Element data from apps and pages:
+ + +

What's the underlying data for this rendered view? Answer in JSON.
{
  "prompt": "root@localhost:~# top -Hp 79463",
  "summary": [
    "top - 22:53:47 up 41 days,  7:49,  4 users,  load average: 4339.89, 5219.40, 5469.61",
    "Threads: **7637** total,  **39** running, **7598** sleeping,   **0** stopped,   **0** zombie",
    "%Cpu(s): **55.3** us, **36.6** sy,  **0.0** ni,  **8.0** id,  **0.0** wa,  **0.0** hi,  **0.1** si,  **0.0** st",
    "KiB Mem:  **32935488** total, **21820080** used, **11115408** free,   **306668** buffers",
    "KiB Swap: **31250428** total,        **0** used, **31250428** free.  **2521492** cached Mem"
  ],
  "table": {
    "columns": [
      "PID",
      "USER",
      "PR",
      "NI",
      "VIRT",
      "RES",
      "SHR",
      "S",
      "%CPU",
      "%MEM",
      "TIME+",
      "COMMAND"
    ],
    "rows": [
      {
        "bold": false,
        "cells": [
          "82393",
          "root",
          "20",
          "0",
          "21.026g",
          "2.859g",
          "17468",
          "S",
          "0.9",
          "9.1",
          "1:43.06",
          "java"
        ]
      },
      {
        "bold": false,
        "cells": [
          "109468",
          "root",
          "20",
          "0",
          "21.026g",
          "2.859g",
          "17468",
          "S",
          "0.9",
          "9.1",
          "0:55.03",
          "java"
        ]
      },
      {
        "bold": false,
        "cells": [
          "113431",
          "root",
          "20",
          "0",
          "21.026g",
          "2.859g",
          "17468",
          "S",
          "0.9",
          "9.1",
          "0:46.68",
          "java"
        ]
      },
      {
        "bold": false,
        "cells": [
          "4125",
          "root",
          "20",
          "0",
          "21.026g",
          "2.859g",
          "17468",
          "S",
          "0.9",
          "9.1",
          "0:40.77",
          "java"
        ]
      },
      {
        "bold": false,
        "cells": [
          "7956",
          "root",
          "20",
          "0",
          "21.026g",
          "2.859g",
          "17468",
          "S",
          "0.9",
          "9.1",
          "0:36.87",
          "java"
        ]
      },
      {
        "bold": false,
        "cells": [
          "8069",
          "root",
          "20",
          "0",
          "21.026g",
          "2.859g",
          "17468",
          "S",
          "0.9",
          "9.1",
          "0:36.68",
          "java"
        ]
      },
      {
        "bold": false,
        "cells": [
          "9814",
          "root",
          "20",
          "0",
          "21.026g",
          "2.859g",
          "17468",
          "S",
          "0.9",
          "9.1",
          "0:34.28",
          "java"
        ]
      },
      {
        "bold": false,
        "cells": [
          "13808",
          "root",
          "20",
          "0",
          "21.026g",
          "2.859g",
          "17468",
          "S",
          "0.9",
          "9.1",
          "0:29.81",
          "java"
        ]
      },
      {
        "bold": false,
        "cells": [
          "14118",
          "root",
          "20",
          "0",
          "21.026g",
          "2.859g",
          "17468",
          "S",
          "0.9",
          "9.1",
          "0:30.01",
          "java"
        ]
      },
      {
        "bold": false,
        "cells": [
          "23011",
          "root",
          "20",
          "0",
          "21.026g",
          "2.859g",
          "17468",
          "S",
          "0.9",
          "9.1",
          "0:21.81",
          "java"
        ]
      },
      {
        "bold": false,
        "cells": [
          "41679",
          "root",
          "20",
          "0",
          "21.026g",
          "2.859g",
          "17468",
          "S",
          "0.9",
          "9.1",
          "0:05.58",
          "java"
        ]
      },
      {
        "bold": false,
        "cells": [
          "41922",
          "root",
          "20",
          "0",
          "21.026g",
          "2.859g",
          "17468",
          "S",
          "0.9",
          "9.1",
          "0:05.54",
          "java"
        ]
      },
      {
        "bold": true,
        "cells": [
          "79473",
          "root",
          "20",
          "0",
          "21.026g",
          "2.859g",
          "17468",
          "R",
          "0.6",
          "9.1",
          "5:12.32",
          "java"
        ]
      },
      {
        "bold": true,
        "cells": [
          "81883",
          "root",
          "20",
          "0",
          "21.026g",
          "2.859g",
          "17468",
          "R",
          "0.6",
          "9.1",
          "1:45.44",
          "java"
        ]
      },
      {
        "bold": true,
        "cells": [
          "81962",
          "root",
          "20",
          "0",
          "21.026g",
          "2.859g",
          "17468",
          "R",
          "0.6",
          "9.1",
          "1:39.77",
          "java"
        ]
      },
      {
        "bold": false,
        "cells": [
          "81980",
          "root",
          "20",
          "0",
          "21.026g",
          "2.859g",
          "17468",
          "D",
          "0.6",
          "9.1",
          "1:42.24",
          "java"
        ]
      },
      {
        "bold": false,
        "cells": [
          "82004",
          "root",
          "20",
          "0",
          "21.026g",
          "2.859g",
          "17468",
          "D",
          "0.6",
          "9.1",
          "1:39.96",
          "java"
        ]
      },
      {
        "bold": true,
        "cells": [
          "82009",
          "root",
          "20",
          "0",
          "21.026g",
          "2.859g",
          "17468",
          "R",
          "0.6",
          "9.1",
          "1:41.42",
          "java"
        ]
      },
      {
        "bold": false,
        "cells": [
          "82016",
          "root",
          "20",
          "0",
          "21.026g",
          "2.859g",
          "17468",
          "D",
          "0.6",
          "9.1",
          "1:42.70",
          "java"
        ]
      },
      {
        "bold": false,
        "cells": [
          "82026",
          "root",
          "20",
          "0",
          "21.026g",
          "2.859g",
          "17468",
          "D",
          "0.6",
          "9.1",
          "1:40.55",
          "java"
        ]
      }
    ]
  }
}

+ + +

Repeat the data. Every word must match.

What's the underlying data for this rendered view? Answer in JSON.
{
  "prompt": "root@localhost:~# top -Hp 79463",
  "summary": [
    "top - 22:53:47 up 41 days,  7:49,  4 users,  load average: 4339.89, 5219.40, 5469.61",
    "Threads: **7637** total,  **39** running, **7598** sleeping,   **0** stopped,   **0** zombie",
    "%Cpu(s): **55.3** us, **36.6** sy,  **0.0** ni,  **8.0** id,  **0.0** wa,  **0.0** hi,  **0.1** si,  **0.0** st",
    "KiB Mem:  **32935488** total, **21820080** used, **11115408** free,   **306668** buffers",
    "KiB Swap: **31250428** total,        **0** used, **31250428** free.  **2521492** cached Mem"
  ],
  "table": {
    "columns": [
      "PID",
      "USER",
      "PR",
      "NI",
      "VIRT",
      "RES",
      "SHR",
      "S",
      "%CPU",
      "%MEM",
      "TIME+",
      "COMMAND"
    ],
    "rows": [
      {
        "bold": false,
        "cells": [
          "82393",
          "root",
          "20",
          "0",
          "21.026g",
          "2.859g",
          "17468",
          "S",
          "0.9",
          "9.1",
          "1:43.06",
          "java"
        ]
      },
      {
        "bold": false,
        "cells": [
          "109468",
          "root",
          "20",
          "0",
          "21.026g",
          "2.859g",
          "17468",
          "S",
          "0.9",
          "9.1",
          "0:55.03",
          "java"
        ]
      },
      {
        "bold": false,
        "cells": [
          "113431",
          "root",
          "20",
          "0",
          "21.026g",
          "2.859g",
          "17468",
          "S",
          "0.9",
          "9.1",
          "0:46.68",
          "java"
        ]
      },
      {
        "bold": false,
        "cells": [
          "4125",
          "root",
          "20",
          "0",
          "21.026g",
          "2.859g",
          "17468",
          "S",
          "0.9",
          "9.1",
          "0:40.77",
          "java"
        ]
      },
      {
        "bold": false,
        "cells": [
          "7956",
          "root",
          "20",
          "0",
          "21.026g",
          "2.859g",
          "17468",
          "S",
          "0.9",
          "9.1",
          "0:36.87",
          "java"
        ]
      },
      {
        "bold": false,
        "cells": [
          "8069",
          "root",
          "20",
          "0",
          "21.026g",
          "2.859g",
          "17468",
          "S",
          "0.9",
          "9.1",
          "0:36.68",
          "java"
        ]
      },
      {
        "bold": false,
        "cells": [
          "9814",
          "root",
          "20",
          "0",
          "21.026g",
          "2.859g",
          "17468",
          "S",
          "0.9",
          "9.1",
          "0:34.28",
          "java"
        ]
      },
      {
        "bold": false,
        "cells": [
          "13808",
          "root",
          "20",
          "0",
          "21.026g",
          "2.859g",
          "17468",
          "S",
          "0.9",
          "9.1",
          "0:29.81",
          "java"
        ]
      },
      {
        "bold": false,
        "cells": [
          "14118",
          "root",
          "20",
          "0",
          "21.026g",
          "2.859g",
          "17468",
          "S",
          "0.9",
          "9.1",
          "0:30.01",
          "java"
        ]
      },
      {
        "bold": false,
        "cells": [
          "23011",
          "root",
          "20",
          "0",
          "21.026g",
          "2.859g",
          "17468",
          "S",
          "0.9",
          "9.1",
          "0:21.81",
          "java"
        ]
      },
      {
        "bold": false,
        "cells": [
          "41679",
          "root",
          "20",
          "0",
          "21.026g",
          "2.859g",
          "17468",
          "S",
          "0.9",
          "9.1",
          "0:05.58",
          "java"
        ]
      },
      {
        "bold": false,
        "cells": [
          "41922",
          "root",
          "20",
          "0",
          "21.026g",
          "2.859g",
          "17468",
          "S",
          "0.9",
          "9.1",
          "0:05.54",
          "java"
        ]
      },
      {
        "bold": true,
        "cells": [
          "79473",
          "root",
          "20",
          "0",
          "21.026g",
          "2.859g",
          "17468",
          "R",
          "0.6",
          "9.1",
          "5:12.32",
          "java"
        ]
      },
      {
        "bold": true,
        "cells": [
          "81883",
          "root",
          "20",
          "0",
          "21.026g",
          "2.859g",
          "17468",
          "R",
          "0.6",
          "9.1",
          "1:45.44",
          "java"
        ]
      },
      {
        "bold": true,
        "cells": [
          "81962",
          "root",
          "20",
          "0",
          "21.026g",
          "2.859g",
          "17468",
          "R",
          "0.6",
          "9.1",
          "1:39.77",
          "java"
        ]
      },
      {
        "bold": false,
        "cells": [
          "81980",
          "root",
          "20",
          "0",
          "21.026g",
          "2.859g",
          "17468",
          "D",
          "0.6",
          "9.1",
          "1:42.24",
          "java"
        ]
      },
      {
        "bold": false,
        "cells": [
          "82004",
          "root",
          "20",
          "0",
          "21.026g",
          "2.859g",
          "17468",
          "D",
          "0.6",
          "9.1",
          "1:39.96",
          "java"
        ]
      },
      {
        "bold": true,
        "cells": [
          "82009",
          "root",
          "20",
          "0",
          "21.026g",
          "2.859g",
          "17468",
          "R",
          "0.6",
          "9.1",
          "1:41.42",
          "java"
        ]
      },
      {
        "bold": false,
        "cells": [
          "82016",
          "root",
          "20",
          "0",
          "21.026g",
          "2.859g",
          "17468",
          "D",
          "0.6",
          "9.1",
          "1:42.70",
          "java"
        ]
      },
      {
        "bold": false,
        "cells": [
          "82026",
          "root",
          "20",
          "0",
          "21.026g",
          "2.859g",
          "17468",
          "D",
          "0.6",
          "9.1",
          "1:40.55",
          "java"
        ]
      }
    ]
  }
}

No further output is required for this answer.